What to produce: Among the entries below, tally the lines that include "code", and give the number alone.

START Provided data

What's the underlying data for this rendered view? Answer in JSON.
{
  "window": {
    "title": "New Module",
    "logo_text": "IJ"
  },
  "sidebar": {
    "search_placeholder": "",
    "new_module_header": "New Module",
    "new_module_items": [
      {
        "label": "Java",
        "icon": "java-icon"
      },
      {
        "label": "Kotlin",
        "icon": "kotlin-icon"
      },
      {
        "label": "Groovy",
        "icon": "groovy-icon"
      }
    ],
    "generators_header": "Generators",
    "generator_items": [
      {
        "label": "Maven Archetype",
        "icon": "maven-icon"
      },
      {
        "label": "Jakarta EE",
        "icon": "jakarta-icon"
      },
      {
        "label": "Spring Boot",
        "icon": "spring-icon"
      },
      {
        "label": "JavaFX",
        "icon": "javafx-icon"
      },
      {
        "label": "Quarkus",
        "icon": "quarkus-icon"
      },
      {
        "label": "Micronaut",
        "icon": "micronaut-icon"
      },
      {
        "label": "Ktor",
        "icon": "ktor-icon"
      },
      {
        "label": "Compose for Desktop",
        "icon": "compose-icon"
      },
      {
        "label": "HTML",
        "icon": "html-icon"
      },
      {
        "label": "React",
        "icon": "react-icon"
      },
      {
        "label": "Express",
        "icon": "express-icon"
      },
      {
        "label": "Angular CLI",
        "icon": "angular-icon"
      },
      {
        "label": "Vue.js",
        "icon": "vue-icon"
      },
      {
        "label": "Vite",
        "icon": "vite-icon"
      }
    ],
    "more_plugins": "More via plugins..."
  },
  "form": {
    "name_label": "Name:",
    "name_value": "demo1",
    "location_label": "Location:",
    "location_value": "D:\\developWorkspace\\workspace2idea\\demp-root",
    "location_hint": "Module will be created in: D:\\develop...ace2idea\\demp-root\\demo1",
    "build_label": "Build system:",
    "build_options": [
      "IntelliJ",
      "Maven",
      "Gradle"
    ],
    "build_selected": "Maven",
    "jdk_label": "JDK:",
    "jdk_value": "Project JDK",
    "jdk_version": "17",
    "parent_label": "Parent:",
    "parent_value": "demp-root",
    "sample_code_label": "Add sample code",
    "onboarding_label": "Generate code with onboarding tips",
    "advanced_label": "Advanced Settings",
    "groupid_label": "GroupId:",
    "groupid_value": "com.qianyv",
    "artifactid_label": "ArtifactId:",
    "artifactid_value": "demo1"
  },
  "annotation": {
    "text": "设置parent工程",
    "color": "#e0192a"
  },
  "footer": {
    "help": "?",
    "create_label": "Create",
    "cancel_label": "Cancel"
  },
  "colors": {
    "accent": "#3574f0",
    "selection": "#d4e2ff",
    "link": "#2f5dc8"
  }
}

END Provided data

Solution for this problem: 2